When a rainy day keeps me indoors, I amuse myself after the manner of other girls. I like to knit and crochet; I read in the happy-go-lucky way I love, here and there a line; or perhaps I play a game or two of checkers or chess with a friend. I have a special board on which I play these games. The squares are cut out, so that the men stand in them firmly. The black checkers are flat and the white ones curved on top. Each checker has a hole in the middle in which a brass knob can be placed to distinguish the king from the commons. The chessmen are of two sizes, the white larger than the black, so that I have no trouble in following my opponent's maneuvers by moving my hands lightly over the board after a play. The jar made by shifting the men from one hole to another tells me when it is my turn.
If I happen to be all alone and in an idle mood, I play a game of solitaire, of which I am very fond. I use playing cards marked in the upper right-hand corner with braille symbols which indicate the value of the card.
If there are children around, nothing pleases me so much as to frolic with them. I find even the smallest child excellent company, and I am glad to say that children usually like me. They lead me about and show me the things they are interested in. Of course the little ones cannot spell on their fingers; but I manage to read their lips. If I do not succeed they resort to dumb show. Sometimes I make a mistake and do the wrong thing. A burst of childish laughter greets my blunder, and the pantomime begins all over again. I often tell them stories or teach them a game, and the wing閐 hours depart and leave us good and happy.
Museums and art stores are also sources of pleasure and inspiration. Doubtless it will seem strange to many that the hand unaided by sight can feel action, sentiment, beauty in the cold marble; and yet it is true that I derive genuine pleasure from touching great works of art. As my finger tips trace line and curve, they discover the thought and emotion which the artist has portrayed. I can feel in the faces of gods and heroes hate, courage and love, just as I can detect them in living faces I am permitted to touch. I feel in Diana's posture the grace and freedom of the forest and the spirit that tames the mountain lion and subdues the fiercest passions. My soul delights in the repose and gracious curves of the Venus; and in Barr?s bronzes the secrets of the jungle are revealed to me.

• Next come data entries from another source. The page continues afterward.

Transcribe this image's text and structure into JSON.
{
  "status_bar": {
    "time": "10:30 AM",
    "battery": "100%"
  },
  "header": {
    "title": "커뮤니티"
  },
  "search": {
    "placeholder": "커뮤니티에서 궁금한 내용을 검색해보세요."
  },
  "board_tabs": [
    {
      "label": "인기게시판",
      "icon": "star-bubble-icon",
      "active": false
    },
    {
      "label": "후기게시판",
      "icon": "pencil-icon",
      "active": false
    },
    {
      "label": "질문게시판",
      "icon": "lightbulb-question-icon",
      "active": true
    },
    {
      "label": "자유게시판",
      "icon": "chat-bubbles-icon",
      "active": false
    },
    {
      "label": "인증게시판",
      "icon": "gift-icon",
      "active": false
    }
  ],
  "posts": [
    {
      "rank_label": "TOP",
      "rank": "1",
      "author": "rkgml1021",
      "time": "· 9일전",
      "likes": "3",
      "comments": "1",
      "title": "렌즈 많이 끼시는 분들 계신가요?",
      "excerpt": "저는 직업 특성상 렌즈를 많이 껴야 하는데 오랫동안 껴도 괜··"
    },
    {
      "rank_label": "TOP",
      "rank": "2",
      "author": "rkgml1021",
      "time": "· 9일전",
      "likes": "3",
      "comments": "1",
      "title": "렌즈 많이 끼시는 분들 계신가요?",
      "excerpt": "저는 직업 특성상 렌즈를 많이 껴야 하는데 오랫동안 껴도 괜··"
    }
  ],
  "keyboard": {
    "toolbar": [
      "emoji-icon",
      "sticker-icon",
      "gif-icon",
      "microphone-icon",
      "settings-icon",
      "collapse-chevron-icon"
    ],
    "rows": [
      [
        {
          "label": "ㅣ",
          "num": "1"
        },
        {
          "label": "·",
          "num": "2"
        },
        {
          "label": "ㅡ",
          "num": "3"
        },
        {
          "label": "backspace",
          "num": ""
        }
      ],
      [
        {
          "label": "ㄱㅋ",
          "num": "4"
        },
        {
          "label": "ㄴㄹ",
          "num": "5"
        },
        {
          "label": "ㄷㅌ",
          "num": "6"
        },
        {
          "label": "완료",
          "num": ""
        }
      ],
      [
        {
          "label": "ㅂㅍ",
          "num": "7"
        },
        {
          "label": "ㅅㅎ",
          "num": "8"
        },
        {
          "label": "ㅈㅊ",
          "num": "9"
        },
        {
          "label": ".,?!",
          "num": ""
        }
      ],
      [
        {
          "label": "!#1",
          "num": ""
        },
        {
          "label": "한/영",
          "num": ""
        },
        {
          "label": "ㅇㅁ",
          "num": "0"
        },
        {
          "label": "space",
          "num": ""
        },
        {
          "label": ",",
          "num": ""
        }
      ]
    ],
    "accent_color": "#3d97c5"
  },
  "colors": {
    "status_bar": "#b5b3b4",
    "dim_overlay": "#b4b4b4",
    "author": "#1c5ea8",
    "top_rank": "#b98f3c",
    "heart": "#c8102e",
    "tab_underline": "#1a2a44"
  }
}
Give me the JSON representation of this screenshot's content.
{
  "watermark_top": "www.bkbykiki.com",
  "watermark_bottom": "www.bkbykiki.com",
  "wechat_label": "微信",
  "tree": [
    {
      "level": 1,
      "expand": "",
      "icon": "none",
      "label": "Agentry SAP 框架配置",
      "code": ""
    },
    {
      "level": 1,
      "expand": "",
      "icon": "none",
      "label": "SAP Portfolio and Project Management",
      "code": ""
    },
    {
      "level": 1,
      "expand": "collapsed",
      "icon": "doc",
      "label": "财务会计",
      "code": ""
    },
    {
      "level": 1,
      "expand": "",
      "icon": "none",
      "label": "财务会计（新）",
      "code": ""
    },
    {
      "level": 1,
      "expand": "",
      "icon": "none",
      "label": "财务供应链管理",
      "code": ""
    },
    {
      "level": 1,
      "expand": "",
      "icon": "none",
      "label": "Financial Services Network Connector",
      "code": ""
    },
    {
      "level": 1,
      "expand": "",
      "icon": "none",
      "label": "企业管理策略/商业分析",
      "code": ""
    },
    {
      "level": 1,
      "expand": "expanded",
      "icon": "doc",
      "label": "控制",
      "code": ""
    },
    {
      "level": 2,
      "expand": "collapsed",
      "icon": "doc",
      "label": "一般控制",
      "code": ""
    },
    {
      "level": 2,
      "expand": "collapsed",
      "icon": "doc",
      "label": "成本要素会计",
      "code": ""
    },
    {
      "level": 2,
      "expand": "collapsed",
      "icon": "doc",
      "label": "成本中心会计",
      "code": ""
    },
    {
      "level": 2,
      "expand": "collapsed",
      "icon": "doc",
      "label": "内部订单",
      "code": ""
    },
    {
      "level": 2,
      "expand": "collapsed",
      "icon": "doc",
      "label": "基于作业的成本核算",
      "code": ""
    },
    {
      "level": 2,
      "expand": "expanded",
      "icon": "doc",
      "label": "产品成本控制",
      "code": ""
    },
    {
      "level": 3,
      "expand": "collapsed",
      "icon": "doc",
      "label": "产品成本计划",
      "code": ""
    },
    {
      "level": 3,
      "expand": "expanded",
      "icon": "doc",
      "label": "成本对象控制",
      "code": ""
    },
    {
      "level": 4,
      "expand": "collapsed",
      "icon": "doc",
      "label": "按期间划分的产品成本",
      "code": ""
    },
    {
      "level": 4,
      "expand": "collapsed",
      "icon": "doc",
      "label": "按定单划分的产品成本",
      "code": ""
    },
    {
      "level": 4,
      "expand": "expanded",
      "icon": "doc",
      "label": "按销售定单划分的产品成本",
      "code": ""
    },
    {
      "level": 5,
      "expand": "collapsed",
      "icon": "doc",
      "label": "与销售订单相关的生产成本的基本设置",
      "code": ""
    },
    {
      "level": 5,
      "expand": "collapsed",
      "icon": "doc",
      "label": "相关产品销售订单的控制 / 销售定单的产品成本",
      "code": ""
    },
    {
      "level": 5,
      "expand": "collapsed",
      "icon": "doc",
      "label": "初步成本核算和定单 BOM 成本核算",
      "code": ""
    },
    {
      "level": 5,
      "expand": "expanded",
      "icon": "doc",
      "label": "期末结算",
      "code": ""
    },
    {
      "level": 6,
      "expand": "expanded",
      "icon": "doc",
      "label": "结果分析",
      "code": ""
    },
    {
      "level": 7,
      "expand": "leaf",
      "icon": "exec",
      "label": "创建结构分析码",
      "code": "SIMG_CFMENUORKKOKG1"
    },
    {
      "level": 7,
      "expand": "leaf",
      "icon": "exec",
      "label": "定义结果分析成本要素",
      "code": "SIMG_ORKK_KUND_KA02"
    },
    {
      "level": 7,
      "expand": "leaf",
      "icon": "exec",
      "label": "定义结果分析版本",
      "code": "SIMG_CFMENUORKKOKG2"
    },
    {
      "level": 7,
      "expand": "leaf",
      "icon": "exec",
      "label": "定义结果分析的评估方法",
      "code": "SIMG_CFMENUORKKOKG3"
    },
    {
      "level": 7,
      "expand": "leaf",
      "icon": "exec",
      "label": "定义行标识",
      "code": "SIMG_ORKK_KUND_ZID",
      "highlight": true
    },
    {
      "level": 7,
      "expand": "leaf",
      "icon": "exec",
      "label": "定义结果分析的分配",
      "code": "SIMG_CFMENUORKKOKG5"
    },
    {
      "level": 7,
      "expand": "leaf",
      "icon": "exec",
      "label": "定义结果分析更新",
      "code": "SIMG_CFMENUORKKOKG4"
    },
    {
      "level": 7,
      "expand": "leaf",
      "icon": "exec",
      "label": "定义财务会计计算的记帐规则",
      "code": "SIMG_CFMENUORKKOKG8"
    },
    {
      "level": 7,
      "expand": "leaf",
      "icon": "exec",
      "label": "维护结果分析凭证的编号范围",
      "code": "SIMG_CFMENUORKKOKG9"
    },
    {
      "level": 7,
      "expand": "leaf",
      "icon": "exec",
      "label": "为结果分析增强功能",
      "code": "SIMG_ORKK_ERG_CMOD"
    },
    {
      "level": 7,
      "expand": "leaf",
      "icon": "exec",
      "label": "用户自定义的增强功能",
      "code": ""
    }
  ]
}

A medallion of Homer hangs on the wall of my study, conveniently low, so that I can easily reach it and touch the beautiful, sad face with loving reverence. How well I know each line in that majestic brow—tracks of life and bitter evidences of struggle and sorrow; those sightless eyes seeking, even in the cold plaster, for the light and the blue skies of his beloved Hellas, but seeking in vain; that beautiful mouth, firm and true and tender. It is the face of a poet, and of a man acquainted with sorrow. Ah, how well I understand his deprivation—the perpetual night in which he dwelt—